The most obvious is that entire economies that depend on sex tourism would be devastated. The authors of this paper argue that Amsterdam would flourish with a new android sex market. I obviously disagree with that conclusion. But beyond that there could potentially be a very painful period of adjustment for both poor nations that depend on sex tourism and for the poor in developed nations who depend on the income they receive from the sex trades.

Another implication is that android sex would change the dynamics within marriage. I personally don’t see wives happily waving their husbands good-bye as they head out to spend $10,000 on android sex (which is the 2050 price suggested in this paper) any more than I see husbands cheerfully sending their wives off to do the same thing.

But if they did, and sex with an android was acceptable within marriage, how might that change the way that couples negotiate? The authors of this paper argue that wives only have sex with their husbands in order to encourage them to help out around the house. Does access to android sex then mean that women have to go back to doing all the chores?
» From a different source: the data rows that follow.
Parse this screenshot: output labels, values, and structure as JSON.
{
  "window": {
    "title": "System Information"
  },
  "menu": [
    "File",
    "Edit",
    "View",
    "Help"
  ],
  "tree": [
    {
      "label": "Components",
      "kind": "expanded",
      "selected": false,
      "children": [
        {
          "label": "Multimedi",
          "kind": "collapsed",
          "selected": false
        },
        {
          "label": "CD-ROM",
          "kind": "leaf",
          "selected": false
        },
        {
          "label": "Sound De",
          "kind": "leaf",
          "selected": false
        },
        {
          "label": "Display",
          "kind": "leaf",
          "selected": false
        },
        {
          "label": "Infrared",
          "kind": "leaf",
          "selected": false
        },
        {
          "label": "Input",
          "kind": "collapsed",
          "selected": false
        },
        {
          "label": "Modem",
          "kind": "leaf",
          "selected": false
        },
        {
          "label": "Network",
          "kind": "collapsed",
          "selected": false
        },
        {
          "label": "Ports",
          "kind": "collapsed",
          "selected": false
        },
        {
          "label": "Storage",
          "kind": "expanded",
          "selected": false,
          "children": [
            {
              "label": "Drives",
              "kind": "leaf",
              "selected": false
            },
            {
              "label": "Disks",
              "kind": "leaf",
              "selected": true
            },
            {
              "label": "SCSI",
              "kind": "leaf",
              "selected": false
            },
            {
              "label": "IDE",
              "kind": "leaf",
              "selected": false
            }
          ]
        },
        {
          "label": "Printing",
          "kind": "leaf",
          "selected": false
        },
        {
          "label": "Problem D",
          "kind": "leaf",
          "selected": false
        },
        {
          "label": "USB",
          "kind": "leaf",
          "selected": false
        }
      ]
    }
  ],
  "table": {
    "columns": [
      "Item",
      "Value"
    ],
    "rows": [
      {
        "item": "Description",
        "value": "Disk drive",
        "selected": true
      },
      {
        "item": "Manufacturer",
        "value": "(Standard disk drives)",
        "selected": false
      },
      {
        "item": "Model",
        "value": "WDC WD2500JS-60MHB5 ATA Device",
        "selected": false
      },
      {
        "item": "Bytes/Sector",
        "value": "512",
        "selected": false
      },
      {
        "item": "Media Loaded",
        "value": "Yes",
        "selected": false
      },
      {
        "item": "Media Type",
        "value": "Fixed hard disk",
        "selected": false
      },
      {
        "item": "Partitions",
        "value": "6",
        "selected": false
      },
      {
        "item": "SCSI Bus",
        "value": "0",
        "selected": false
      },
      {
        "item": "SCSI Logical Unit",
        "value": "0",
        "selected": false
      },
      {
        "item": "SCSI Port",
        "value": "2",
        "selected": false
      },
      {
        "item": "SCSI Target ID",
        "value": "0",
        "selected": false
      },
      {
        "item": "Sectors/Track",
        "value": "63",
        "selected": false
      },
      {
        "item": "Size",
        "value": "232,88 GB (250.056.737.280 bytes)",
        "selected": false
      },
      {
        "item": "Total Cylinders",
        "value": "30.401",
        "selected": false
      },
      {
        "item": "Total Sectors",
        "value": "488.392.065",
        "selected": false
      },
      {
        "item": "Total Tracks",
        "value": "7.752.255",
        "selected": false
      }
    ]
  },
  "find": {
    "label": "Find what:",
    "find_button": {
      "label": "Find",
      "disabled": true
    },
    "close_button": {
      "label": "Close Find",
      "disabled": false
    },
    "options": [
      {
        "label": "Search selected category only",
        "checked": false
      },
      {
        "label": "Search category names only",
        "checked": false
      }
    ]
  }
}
And how about marriage as an institution? Will Massachusetts be the first state to grant equal marriage rights to human-android couples?

I don’t doubt that technology will head in this direction. In fact, the sex trades might do for robotic technology what pornography has done for Internet technology – increase the profitability in such a way that new technologies arrive quickly.

The question is: Would you have sex with an android?

The authors write:

“If android lovers programmed to deliver are the gateway to the kind of mind blowing sex few people currently experience, it is likely that our attitudes to robot sex will change.”

I must be naïve because up until this moment, I didn’t even realize that we, as a society, had attitudes toward robot sex. It seems to me that lots of people, particularly women, have absolutely no problem having sex with electronics; even those that can’t take out the garbage in the morning.

References:

Yeoman, Ian and Michelle Mars (May 2012). “Robots Men and Sex Tourism.” Futures Vol. 44: p.p. 365-371.

 

 

Would You Pay to have Sex w...

Newsletter: Share: